Dataset rows describing interfaces:

⁂

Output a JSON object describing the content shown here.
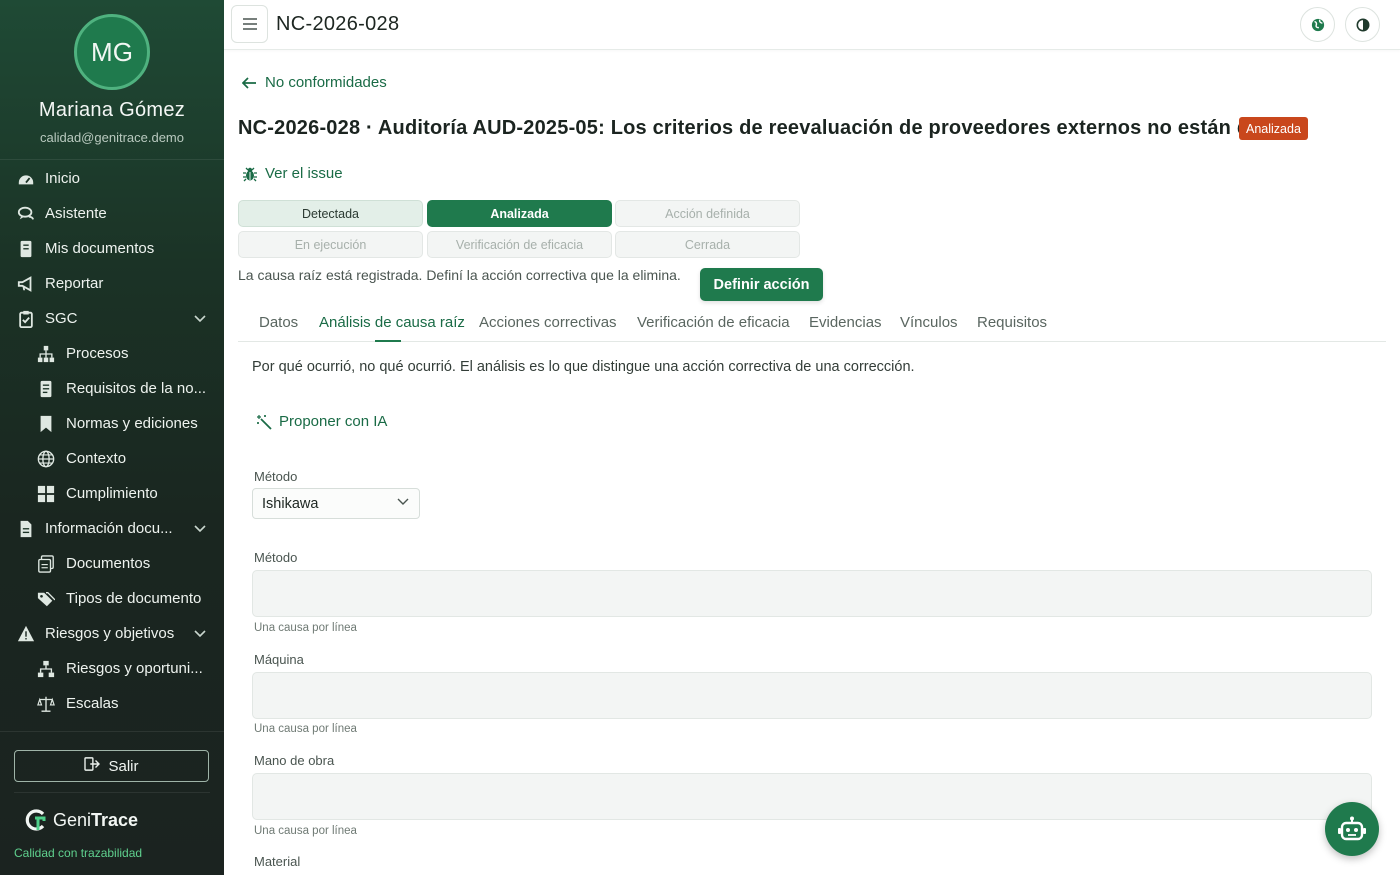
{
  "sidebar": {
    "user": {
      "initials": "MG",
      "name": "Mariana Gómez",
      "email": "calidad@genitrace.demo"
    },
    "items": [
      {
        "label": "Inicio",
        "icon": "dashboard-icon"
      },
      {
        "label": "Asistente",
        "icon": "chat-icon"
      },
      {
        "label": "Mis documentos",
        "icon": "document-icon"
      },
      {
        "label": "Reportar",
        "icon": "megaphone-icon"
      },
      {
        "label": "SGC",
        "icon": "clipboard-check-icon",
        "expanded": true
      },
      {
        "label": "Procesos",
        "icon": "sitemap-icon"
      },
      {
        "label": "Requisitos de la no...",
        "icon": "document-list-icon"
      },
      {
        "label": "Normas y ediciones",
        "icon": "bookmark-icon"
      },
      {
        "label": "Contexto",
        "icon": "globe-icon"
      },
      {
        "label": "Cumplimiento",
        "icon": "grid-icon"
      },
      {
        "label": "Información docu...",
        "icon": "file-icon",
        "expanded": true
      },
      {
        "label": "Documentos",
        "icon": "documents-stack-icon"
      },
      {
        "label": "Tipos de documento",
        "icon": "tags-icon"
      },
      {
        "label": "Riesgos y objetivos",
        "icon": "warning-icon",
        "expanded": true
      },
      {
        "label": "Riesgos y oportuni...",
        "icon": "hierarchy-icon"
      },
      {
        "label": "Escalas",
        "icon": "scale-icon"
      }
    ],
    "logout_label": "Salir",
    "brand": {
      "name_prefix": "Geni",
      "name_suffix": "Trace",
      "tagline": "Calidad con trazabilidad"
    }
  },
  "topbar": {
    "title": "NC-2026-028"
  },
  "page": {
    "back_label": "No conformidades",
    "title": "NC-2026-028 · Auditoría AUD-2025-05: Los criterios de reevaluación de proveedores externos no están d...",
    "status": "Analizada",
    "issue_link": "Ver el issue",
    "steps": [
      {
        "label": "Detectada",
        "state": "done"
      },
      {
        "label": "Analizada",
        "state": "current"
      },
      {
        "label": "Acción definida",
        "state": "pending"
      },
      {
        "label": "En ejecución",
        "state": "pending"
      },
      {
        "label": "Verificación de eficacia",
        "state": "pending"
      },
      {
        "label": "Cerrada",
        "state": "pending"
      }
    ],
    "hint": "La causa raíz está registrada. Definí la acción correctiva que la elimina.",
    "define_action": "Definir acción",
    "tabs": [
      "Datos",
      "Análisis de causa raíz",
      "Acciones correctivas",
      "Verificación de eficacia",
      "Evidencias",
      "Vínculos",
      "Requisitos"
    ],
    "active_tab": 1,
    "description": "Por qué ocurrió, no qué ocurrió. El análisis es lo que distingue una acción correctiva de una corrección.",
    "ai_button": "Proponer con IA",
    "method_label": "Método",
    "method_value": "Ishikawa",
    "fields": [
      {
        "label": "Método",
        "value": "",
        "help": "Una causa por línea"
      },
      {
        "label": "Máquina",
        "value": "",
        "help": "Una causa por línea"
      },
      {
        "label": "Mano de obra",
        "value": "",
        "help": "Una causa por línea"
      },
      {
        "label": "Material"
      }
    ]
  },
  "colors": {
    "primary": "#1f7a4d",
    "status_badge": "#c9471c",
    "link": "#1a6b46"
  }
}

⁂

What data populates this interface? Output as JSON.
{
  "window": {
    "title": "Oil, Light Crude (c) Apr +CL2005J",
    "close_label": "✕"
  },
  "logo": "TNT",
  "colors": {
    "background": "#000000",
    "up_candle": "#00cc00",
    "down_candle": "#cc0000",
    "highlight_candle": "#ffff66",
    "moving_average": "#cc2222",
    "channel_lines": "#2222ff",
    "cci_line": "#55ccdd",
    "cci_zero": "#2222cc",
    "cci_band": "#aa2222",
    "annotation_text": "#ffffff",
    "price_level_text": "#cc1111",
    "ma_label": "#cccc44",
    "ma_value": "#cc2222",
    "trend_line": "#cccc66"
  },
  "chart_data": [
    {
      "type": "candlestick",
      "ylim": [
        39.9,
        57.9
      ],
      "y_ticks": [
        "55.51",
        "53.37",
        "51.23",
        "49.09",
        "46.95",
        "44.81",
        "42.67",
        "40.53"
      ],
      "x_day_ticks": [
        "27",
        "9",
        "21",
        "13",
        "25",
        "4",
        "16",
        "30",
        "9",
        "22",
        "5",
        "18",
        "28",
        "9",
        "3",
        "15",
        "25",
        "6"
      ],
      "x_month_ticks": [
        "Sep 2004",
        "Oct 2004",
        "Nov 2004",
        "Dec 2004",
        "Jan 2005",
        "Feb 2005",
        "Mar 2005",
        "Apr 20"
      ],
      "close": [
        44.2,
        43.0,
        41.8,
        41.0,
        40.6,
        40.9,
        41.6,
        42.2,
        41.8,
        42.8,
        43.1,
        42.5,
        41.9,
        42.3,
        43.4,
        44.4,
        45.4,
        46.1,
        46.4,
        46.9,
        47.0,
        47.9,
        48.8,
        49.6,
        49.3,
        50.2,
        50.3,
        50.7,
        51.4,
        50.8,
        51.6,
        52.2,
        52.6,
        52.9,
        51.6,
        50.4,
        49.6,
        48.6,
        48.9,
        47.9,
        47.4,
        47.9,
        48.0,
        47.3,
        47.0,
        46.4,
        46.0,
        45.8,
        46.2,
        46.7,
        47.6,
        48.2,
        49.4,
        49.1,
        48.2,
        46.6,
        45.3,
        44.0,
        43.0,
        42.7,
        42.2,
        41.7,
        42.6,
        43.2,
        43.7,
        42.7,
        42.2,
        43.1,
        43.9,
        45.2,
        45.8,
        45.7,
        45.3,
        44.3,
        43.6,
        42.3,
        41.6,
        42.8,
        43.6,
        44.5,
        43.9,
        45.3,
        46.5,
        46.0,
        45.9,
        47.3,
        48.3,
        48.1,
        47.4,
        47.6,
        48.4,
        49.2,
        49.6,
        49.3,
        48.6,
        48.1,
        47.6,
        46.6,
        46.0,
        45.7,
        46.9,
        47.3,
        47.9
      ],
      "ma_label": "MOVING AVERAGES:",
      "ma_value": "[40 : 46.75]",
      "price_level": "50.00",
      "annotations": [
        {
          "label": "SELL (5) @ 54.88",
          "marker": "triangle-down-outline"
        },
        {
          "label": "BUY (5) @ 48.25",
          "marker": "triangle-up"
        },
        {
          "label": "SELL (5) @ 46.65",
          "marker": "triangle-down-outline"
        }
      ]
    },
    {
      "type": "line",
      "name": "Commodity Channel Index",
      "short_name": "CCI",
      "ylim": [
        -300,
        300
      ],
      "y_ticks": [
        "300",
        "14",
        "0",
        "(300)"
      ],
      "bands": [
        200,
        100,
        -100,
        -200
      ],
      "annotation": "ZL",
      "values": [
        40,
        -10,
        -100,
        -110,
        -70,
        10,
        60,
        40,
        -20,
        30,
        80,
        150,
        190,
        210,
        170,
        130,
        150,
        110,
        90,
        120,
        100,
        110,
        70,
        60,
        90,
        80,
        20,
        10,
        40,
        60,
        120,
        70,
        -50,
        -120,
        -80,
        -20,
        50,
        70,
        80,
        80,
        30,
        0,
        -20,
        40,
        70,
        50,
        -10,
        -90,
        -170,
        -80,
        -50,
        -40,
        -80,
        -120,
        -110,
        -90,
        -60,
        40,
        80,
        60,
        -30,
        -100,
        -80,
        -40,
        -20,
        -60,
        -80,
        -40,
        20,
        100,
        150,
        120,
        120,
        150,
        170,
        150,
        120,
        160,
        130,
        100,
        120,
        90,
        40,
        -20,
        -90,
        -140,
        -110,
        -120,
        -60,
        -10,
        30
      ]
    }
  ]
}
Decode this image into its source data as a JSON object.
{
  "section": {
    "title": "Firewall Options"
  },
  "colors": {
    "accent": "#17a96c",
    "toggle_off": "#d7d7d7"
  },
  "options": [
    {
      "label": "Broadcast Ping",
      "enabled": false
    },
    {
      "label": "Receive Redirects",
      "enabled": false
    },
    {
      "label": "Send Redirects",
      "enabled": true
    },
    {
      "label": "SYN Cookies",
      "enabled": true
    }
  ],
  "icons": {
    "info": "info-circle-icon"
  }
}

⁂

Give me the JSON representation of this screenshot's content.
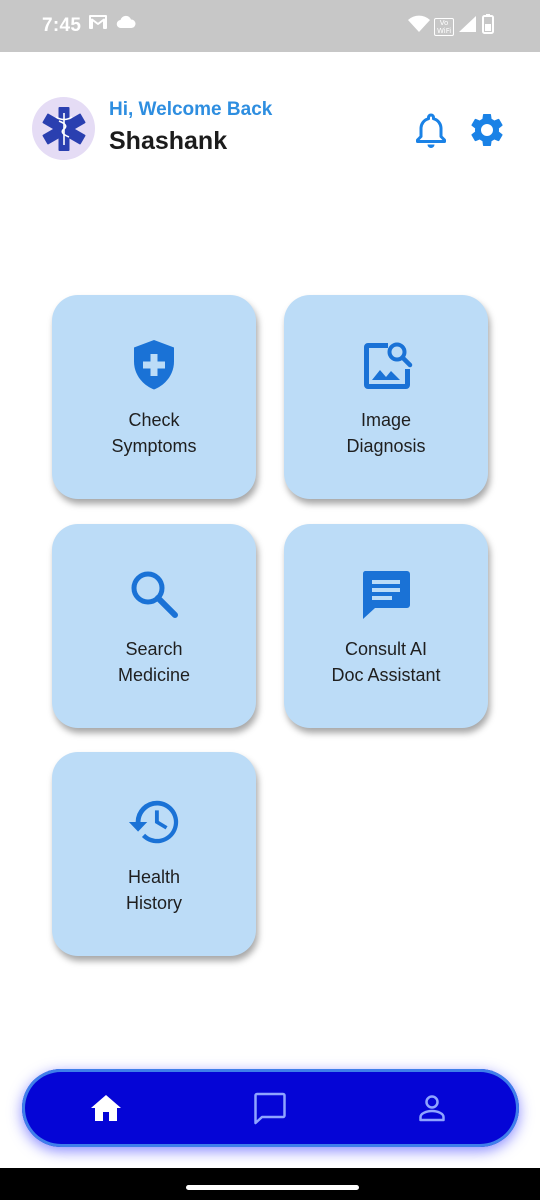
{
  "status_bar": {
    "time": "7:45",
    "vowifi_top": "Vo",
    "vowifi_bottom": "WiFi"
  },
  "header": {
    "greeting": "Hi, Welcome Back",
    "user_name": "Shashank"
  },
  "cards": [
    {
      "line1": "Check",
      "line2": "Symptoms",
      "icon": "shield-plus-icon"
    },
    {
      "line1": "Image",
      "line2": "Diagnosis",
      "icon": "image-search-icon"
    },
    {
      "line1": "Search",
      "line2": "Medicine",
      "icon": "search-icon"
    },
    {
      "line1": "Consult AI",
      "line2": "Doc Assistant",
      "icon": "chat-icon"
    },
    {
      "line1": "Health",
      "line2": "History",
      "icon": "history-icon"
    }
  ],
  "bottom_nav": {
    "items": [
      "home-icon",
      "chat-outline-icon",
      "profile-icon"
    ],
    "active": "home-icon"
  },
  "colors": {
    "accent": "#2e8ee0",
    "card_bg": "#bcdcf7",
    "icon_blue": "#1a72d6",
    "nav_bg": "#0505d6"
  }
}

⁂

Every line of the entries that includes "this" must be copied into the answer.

What data populates this interface? Output as JSON.
Decode this image into its source data as a JSON object.
Give me the JSON representation of this screenshot's content.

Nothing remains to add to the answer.